- **Exercise**
Return the records as they stand. No picture is to be included.

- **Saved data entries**
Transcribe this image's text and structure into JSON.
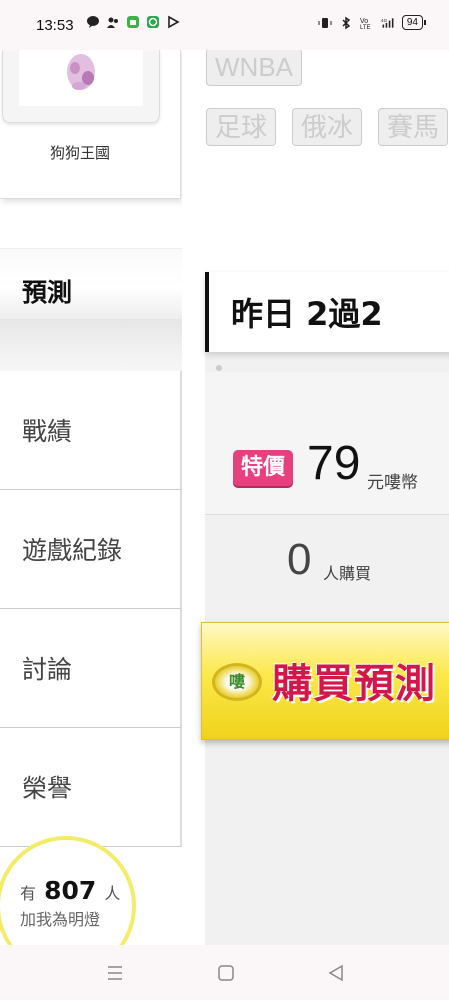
{
  "status_bar": {
    "time": "13:53",
    "notification_icons": [
      "chat-bubble-icon",
      "people-icon",
      "sim-card-icon",
      "app-green-icon",
      "play-outline-icon"
    ],
    "system_icons": [
      "vibrate-icon",
      "bluetooth-icon",
      "volte-icon",
      "signal-4g-icon"
    ],
    "battery": "94"
  },
  "sidebar": {
    "kennel_name": "狗狗王國",
    "nav": {
      "active": "預測",
      "items": [
        "戰績",
        "遊戲紀錄",
        "討論",
        "榮譽"
      ]
    },
    "lamp": {
      "prefix": "有",
      "count": "807",
      "suffix": "人",
      "subtitle": "加我為明燈"
    }
  },
  "main": {
    "league_tags": [
      "WNBA",
      "足球",
      "俄冰",
      "賽馬"
    ],
    "prediction_title": "昨日 2過2",
    "price_badge": "特價",
    "price": "79",
    "currency": "元嘍幣",
    "buyers": "0",
    "buyers_label": "人購買",
    "buy_logo": "嘍",
    "buy_button": "購買預測"
  },
  "colors": {
    "badge_pink": "#e8407f",
    "buy_yellow": "#fce84a",
    "buy_text_red": "#d2184a",
    "lamp_ring": "#f3ec6b"
  }
}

- **Response to the task**
Transcribe this image's text and structure into JSON.
{
  "status_bar": {
    "time": "13:53",
    "notification_icons": [
      "chat-bubble-icon",
      "people-icon",
      "sim-card-icon",
      "app-green-icon",
      "play-outline-icon"
    ],
    "system_icons": [
      "vibrate-icon",
      "bluetooth-icon",
      "volte-icon",
      "signal-4g-icon"
    ],
    "battery": "94"
  },
  "sidebar": {
    "kennel_name": "狗狗王國",
    "nav": {
      "active": "預測",
      "items": [
        "戰績",
        "遊戲紀錄",
        "討論",
        "榮譽"
      ]
    },
    "lamp": {
      "prefix": "有",
      "count": "807",
      "suffix": "人",
      "subtitle": "加我為明燈"
    }
  },
  "main": {
    "league_tags": [
      "WNBA",
      "足球",
      "俄冰",
      "賽馬"
    ],
    "prediction_title": "昨日 2過2",
    "price_badge": "特價",
    "price": "79",
    "currency": "元嘍幣",
    "buyers": "0",
    "buyers_label": "人購買",
    "buy_logo": "嘍",
    "buy_button": "購買預測"
  },
  "colors": {
    "badge_pink": "#e8407f",
    "buy_yellow": "#fce84a",
    "buy_text_red": "#d2184a",
    "lamp_ring": "#f3ec6b"
  }
}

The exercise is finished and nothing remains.